In recent years, much has been written and speculated about the idea of Chinese authorities buying up massive amounts of gold bullion. Indeed, the amount of gold going to China has increased notably over the course of the past few years, and it certainly seems as if the country is making a concerted effort to accumulate a great deal of the precious metal resource. Is this just a passing trend, representative of independent economic movements, or a greater strategy with implications for the worldwide economy? Ultimately that remains to be seen, but one result of China’s accumulation of gold bullion is clear.
With many of the world’s dominant economies located in the United States and the Euro zone, the U.S. and countries that use the Euro generally prefer to keep the cost of gold low, if possible, so as to avoid the strengthening of the resource against their respective currencies. As things stand now, and have for some time, the U.S. dollar and the Euro are generally seen as popular reserve currencies, meaning that people in other economic zones frequently turn to the U.S. dollar and the Euro as the ultimate safe haven. As long as the price of gold remains relatively low, the dollar and Euro remain strong as reserve currencies. Therefore, it is plain to see why China buying up massive amounts of gold bullion may lead to an unwanted shift in gold prices that could take the focus away from the reserve currency status that U.S. dollar and Euro enjoy.
Perhaps more important for many people is how this economic strategy of China’s could affect your finances.

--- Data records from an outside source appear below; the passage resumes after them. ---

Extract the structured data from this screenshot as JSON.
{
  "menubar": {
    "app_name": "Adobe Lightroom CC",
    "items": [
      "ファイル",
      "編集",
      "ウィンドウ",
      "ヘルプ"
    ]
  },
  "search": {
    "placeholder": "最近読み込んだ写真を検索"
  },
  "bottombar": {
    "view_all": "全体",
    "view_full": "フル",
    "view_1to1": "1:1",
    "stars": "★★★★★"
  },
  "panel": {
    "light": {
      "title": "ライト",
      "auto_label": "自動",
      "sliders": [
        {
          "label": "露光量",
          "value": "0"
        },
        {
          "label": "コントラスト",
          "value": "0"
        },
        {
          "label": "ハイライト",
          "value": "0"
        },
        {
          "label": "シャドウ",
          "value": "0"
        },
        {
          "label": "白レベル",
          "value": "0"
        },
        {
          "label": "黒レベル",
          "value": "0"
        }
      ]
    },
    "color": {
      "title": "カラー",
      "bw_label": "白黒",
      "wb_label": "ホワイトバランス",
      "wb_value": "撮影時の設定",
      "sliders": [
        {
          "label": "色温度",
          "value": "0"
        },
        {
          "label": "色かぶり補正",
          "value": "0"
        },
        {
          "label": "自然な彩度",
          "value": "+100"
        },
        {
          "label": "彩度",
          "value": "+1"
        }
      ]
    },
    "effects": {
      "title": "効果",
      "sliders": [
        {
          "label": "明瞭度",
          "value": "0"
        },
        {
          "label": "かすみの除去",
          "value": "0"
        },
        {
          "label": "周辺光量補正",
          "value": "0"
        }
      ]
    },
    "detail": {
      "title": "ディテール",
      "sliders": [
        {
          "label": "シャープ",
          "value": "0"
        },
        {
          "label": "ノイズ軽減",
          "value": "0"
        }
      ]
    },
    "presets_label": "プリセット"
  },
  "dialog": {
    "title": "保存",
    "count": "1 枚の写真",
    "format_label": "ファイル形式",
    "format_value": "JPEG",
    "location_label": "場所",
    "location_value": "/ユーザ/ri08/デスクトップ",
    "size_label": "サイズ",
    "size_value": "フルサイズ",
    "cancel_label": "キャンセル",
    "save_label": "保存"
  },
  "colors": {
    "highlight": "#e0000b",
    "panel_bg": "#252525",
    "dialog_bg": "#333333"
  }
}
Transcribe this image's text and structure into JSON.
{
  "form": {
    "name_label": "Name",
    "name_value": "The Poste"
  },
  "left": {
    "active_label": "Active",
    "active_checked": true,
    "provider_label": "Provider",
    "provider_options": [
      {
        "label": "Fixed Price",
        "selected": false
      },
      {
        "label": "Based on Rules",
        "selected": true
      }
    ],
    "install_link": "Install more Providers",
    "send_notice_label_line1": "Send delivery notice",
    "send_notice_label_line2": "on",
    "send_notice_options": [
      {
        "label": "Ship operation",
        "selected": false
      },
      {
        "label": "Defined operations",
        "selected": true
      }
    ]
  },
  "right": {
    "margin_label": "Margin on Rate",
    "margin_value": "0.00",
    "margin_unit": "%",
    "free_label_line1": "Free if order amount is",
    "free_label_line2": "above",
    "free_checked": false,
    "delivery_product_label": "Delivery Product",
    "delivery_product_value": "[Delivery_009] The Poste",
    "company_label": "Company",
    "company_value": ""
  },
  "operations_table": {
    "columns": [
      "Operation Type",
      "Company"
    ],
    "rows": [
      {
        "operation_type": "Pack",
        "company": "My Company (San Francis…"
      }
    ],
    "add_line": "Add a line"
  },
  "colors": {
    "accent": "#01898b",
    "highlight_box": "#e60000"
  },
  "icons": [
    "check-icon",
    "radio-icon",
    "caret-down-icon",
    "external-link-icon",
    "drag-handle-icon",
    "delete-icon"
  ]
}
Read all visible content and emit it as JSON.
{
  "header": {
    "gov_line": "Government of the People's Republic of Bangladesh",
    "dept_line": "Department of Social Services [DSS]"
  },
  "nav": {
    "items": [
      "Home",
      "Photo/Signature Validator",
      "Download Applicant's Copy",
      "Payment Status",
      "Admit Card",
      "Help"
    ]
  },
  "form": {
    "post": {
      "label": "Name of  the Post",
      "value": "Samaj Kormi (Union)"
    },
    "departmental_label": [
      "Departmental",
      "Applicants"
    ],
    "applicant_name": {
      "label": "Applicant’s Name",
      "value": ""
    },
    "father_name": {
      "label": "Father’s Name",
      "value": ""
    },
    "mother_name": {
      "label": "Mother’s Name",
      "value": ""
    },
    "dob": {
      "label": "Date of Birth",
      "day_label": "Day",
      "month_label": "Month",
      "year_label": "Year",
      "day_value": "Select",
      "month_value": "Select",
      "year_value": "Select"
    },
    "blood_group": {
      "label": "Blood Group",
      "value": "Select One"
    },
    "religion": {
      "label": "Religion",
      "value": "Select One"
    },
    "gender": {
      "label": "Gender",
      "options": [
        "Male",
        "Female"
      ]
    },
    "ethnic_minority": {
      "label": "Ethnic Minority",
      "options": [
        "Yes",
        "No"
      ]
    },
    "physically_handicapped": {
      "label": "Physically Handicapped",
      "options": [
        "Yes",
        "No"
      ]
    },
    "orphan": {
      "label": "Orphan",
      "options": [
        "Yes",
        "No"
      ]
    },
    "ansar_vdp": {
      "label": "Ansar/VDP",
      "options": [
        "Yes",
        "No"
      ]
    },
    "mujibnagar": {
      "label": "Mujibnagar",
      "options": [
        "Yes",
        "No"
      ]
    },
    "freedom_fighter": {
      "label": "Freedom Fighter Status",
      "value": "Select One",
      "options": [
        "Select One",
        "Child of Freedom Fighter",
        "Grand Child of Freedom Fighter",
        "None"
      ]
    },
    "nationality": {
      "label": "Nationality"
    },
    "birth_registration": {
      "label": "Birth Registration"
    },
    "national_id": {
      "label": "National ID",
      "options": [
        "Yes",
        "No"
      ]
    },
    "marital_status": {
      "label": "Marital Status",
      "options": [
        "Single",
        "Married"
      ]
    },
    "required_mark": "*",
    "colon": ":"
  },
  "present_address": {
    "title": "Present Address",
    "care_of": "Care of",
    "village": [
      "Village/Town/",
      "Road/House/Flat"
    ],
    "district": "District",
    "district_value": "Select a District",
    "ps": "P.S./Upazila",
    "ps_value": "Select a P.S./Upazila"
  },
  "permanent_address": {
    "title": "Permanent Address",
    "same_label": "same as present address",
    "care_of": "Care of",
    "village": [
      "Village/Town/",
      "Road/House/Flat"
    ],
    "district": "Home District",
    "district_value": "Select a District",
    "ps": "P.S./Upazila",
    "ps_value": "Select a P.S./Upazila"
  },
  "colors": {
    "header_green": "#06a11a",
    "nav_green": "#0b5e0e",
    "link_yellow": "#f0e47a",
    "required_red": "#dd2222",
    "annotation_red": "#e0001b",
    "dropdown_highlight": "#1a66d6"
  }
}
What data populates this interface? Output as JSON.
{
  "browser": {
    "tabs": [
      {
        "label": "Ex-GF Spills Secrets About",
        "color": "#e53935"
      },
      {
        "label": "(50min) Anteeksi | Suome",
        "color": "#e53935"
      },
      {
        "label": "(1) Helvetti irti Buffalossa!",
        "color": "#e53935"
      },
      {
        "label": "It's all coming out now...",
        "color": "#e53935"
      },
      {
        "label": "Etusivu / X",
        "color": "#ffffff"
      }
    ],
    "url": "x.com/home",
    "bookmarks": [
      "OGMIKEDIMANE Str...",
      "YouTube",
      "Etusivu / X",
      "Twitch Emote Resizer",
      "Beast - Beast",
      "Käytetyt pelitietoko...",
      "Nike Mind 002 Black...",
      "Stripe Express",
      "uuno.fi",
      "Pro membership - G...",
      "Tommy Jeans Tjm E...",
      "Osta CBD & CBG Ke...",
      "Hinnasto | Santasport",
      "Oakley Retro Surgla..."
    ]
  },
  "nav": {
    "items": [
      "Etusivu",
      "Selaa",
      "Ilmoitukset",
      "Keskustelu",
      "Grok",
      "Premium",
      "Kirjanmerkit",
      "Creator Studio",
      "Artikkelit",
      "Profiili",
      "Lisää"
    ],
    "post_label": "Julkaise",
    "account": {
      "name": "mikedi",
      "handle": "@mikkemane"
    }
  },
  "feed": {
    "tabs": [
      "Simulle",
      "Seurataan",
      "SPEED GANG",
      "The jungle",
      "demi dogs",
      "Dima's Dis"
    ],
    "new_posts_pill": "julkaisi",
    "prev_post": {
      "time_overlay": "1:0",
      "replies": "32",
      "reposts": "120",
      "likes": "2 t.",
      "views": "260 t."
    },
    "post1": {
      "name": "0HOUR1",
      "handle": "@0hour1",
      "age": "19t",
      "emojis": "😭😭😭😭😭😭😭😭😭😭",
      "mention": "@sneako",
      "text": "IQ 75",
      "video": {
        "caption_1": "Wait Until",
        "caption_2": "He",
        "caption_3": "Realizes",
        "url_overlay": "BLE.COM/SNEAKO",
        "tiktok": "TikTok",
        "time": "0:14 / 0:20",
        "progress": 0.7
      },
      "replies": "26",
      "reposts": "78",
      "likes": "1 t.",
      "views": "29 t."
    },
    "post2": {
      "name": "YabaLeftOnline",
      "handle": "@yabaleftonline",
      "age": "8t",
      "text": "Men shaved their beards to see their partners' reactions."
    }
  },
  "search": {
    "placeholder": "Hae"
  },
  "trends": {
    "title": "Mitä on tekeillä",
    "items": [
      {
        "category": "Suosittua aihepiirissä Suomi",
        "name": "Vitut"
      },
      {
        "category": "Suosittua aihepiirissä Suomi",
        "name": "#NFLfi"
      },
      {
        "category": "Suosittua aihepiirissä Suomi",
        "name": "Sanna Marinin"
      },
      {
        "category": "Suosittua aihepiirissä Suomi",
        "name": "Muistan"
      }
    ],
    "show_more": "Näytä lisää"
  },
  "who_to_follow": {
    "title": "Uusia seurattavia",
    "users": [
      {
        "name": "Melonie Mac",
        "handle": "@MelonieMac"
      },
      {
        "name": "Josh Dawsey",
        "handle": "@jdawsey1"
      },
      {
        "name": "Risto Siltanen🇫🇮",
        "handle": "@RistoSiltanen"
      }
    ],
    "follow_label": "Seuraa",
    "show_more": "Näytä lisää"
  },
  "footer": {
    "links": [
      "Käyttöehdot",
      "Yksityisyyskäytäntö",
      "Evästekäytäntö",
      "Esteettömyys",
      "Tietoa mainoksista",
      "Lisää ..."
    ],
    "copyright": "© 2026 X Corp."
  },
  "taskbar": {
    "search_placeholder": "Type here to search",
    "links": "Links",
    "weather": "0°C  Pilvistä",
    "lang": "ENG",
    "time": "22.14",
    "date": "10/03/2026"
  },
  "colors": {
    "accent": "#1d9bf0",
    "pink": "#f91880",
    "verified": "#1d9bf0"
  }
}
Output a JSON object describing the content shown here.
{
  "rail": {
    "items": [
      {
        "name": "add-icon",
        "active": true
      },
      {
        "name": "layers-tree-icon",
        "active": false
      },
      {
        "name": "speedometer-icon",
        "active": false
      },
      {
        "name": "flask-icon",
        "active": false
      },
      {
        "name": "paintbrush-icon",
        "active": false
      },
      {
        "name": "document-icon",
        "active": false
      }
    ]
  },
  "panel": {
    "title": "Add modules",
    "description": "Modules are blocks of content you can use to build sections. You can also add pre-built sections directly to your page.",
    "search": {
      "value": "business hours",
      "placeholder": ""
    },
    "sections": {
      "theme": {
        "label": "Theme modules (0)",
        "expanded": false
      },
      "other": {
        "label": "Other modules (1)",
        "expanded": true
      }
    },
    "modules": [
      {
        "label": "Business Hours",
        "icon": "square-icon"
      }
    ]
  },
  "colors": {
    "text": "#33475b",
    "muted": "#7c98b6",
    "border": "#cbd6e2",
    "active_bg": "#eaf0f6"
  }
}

World economic trends will come and go, and economies will strengthen and weaken accordingly – but can you benefit from buying up gold bullion in your personal life, on a smaller scale, in the same way that China hopes to benefit in the long run internationally? While you certainly can’t hope to influence any worldwide economic trends on your own – accumulating gold bullion may not be a bad strategy to consider if you feel that the price of gold will be rising relative to other assets in the coming years.
Buying gold bullion is simple enough. You just need to head to a precious metal trading site such a s BullionVault, where you can buy and sell gold as you please according to constantly updated world prices. These sites also offer you various convenient and secure storage options, meaning that if you want to you can easily accumulate a great deal of gold bullion. However, before making this or any investment decision it is important to formulate a sound investment strategy. For example, if you are looking for short-term stability or gains, gold investment may be risky at the moment, as the dollar is strengthening and gold may be weakening. But for long-term gains, this may be a strategy worth considering.
This has been a guest post on behalf of BullionVault, written by freelancer Brad Evans.